[25.]Globe App. 156–157. [Mark Tushnet, “Civil Rights and Social Rights: The Future of the Reconstruction Amendments,” 25 Loyola L.A. L. Rev. 1207, 1209 (1992): “during the congressional debates on the adoption of the Fourteenth Amendment, the right to serve on a jury was routinely described as a political right, and the audience was repeatedly assured that the Fourteenth Amendment would not guarantee African Americans that right.” ]
[27.]Id. 632, 1832. Madison stated, “Trial by jury cannot be considered as a natural right, but a right resulting from a social compact.” 1 Annals of Congress 437.
[28.]TenBroek at 205 collected some proposals.
[29.]Kendrick 46 (emphasis added).
[30.]Globe App. 98; Globe 1287 (emphasis added).
[31.]Globe 1287 (emphasis added). Alfred Kelly said of these measures introduced by “the more enthusiastic Radicals” that the “significant” fact is they all “resorted to sweeping and all-inclusive prohibitory language and not mere enumeration alone.” Kelly, Fourteenth 1060. Their “significance” resides, rather, in the fact, to use his own words, that “all died early deaths,” demonstrating that they were unacceptable to the dominant Republicans.
[32.]Globe 702; supra note 28.
[33.]As Frederick A. Pike of Maine said of Thomas Eliot’s proposal that “the elective franchise shall not be denied or abridged in any State on account of race,” “no amendment of that character can pass . . . It is useless to submit such a one to the States when it is sure of rejection.” Globe 406, 407.
[34.]Supra Chapter 7 at notes 13–17; supra at note 16.
[35.]Globe 705. A similar statement was made by Stevens, id. 537; see also supra note 32.
[36.]Kelly tells us that the “mood of the Radicals . . . was ‘revolutionary,’ ” they projected “changes in the southern social order going far beyond the mere destruction of slavery”; “both the Civil Rights Act of 1866 and the Fourteenth Amendment were products of” this “general ‘revolutionary’ mood.” Kelly, Fourteenth 1060–1061. It would also have required “something of a revolution” in the Northern “social order,” for which the Republicans were totally unprepared.

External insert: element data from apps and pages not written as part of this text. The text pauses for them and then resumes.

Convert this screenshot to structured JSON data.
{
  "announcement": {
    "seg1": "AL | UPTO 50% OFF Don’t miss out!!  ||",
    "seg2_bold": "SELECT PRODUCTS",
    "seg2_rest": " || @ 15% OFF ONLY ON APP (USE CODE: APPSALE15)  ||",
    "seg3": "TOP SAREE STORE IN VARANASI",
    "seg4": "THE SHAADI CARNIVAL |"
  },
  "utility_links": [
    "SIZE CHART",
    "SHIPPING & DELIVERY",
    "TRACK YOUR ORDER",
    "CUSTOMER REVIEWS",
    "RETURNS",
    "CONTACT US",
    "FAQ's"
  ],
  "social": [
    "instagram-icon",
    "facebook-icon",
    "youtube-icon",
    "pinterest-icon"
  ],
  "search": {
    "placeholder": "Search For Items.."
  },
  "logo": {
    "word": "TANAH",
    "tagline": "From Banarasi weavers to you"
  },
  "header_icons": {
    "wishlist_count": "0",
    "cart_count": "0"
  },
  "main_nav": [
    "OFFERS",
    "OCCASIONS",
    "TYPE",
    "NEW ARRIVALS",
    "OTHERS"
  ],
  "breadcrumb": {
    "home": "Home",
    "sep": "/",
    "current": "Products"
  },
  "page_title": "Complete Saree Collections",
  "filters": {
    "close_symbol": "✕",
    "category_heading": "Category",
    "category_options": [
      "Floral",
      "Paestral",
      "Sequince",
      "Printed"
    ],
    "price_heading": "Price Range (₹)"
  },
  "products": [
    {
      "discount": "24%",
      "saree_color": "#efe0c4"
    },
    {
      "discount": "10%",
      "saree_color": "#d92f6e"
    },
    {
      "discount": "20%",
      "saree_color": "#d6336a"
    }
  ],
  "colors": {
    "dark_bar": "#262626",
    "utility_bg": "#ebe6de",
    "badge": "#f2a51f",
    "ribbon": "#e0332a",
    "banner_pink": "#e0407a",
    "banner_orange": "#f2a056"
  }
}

As we have seen, the “revolutionary” proposals were beaten back time after time. Supra at notes 29–35.
[37.]Bickel 56 (emphasis added).
[38.]2 Blaine, Twenty Years of Congress 171, quoted in Flack 19 note 22.